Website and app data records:
--- START ---

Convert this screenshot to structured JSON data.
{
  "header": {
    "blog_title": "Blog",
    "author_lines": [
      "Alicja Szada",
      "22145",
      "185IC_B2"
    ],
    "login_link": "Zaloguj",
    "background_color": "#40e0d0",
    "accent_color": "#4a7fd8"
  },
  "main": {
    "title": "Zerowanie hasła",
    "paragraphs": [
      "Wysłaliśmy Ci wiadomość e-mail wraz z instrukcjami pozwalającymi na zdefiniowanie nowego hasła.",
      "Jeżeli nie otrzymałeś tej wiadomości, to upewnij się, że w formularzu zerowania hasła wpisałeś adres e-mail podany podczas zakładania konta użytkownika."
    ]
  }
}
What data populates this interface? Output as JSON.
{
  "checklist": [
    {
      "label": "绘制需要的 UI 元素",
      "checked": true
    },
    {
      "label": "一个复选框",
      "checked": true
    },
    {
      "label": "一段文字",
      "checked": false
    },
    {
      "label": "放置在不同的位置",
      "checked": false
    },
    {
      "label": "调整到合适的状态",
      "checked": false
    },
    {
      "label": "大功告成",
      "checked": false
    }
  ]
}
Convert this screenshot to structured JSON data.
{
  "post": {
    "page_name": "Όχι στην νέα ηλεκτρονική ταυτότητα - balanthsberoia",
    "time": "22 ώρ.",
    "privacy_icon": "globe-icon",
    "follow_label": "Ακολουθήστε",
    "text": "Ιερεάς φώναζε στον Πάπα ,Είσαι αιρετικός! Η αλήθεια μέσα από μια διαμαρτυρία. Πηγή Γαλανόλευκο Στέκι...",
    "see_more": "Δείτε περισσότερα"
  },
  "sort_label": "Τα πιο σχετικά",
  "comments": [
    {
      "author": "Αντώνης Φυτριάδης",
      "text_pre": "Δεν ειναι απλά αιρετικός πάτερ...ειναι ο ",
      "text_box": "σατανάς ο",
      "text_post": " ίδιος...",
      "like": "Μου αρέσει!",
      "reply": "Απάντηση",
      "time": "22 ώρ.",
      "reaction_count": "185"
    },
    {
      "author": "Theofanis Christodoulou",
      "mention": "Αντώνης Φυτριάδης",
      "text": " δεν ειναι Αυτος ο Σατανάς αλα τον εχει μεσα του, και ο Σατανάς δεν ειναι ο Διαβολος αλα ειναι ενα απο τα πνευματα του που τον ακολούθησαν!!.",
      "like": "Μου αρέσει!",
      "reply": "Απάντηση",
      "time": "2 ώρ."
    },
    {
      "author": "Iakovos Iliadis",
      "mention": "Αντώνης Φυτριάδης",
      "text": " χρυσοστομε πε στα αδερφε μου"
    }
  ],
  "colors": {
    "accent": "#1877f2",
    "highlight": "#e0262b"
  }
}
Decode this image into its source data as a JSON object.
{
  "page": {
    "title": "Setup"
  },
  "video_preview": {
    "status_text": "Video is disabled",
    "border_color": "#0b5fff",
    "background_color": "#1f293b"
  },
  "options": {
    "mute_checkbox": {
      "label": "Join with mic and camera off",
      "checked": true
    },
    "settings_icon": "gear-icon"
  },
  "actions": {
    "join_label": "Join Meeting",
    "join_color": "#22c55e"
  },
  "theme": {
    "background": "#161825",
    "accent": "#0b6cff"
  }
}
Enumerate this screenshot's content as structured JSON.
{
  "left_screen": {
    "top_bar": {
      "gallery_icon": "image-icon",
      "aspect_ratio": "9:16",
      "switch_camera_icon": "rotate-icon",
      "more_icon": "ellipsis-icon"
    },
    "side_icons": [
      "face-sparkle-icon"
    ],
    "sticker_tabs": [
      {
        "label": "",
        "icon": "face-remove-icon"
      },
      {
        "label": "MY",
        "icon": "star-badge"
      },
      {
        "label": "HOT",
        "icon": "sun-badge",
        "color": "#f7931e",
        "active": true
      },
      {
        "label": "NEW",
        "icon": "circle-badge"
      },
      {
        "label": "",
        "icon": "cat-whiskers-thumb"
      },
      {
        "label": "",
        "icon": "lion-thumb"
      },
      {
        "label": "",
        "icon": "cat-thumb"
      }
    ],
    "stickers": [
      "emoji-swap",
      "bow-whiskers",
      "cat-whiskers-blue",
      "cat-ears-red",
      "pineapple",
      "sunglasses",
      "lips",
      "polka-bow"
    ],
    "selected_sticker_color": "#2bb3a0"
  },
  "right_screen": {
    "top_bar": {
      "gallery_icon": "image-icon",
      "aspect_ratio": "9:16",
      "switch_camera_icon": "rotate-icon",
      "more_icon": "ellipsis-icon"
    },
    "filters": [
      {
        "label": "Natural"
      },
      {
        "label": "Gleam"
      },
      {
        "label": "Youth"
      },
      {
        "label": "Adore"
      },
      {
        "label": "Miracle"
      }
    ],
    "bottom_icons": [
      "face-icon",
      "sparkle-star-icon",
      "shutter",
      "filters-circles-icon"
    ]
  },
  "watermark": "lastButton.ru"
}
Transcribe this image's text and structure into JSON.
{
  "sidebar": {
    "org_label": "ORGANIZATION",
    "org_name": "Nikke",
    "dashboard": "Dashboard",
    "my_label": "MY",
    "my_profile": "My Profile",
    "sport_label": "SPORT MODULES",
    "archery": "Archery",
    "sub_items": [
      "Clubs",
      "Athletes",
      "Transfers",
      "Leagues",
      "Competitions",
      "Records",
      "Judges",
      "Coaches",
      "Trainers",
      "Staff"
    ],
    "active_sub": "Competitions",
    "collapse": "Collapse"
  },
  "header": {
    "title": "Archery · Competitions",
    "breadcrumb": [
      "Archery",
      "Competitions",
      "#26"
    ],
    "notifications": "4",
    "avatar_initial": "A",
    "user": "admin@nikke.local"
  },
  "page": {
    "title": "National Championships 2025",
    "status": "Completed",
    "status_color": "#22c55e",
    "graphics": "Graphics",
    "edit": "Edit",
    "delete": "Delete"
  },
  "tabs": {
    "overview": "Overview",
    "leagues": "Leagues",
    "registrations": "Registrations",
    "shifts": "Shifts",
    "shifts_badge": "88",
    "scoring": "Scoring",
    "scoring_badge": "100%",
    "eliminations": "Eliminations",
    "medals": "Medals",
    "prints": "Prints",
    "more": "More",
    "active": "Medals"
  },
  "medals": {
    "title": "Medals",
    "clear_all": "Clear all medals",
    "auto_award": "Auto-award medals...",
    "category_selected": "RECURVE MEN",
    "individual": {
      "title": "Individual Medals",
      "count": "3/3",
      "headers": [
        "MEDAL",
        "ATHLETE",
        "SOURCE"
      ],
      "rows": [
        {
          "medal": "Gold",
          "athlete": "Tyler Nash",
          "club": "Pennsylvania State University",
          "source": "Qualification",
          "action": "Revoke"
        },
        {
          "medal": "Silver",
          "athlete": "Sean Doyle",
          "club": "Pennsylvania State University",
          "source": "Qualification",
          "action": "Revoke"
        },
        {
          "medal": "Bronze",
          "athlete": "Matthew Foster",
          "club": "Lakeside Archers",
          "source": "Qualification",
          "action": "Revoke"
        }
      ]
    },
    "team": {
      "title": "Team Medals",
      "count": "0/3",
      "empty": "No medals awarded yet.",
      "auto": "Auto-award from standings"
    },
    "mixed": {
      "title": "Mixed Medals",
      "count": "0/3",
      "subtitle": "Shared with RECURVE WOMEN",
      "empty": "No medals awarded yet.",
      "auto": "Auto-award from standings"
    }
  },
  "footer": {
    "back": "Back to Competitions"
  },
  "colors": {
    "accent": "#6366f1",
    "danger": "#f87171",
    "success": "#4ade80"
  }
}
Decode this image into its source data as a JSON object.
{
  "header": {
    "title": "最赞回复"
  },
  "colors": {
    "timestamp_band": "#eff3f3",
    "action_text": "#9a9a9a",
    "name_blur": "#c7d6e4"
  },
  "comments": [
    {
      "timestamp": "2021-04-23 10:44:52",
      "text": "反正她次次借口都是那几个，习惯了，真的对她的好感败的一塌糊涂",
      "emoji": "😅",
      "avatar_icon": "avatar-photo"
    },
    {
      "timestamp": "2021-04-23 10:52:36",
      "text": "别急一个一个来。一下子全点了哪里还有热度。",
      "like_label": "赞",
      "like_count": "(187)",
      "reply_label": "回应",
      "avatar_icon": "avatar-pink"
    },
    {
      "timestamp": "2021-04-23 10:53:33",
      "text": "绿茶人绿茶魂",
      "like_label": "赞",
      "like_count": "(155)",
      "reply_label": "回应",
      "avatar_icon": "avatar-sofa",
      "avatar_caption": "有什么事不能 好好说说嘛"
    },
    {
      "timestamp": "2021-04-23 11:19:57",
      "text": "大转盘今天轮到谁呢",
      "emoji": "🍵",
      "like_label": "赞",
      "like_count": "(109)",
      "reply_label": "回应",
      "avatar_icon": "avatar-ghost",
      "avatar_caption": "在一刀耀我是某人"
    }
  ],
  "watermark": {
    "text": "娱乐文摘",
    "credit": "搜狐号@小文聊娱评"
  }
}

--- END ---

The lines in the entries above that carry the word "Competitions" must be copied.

      "Competitions",
    "active_sub": "Competitions",
    "title": "Archery · Competitions",
      "Competitions",
    "back": "Back to Competitions"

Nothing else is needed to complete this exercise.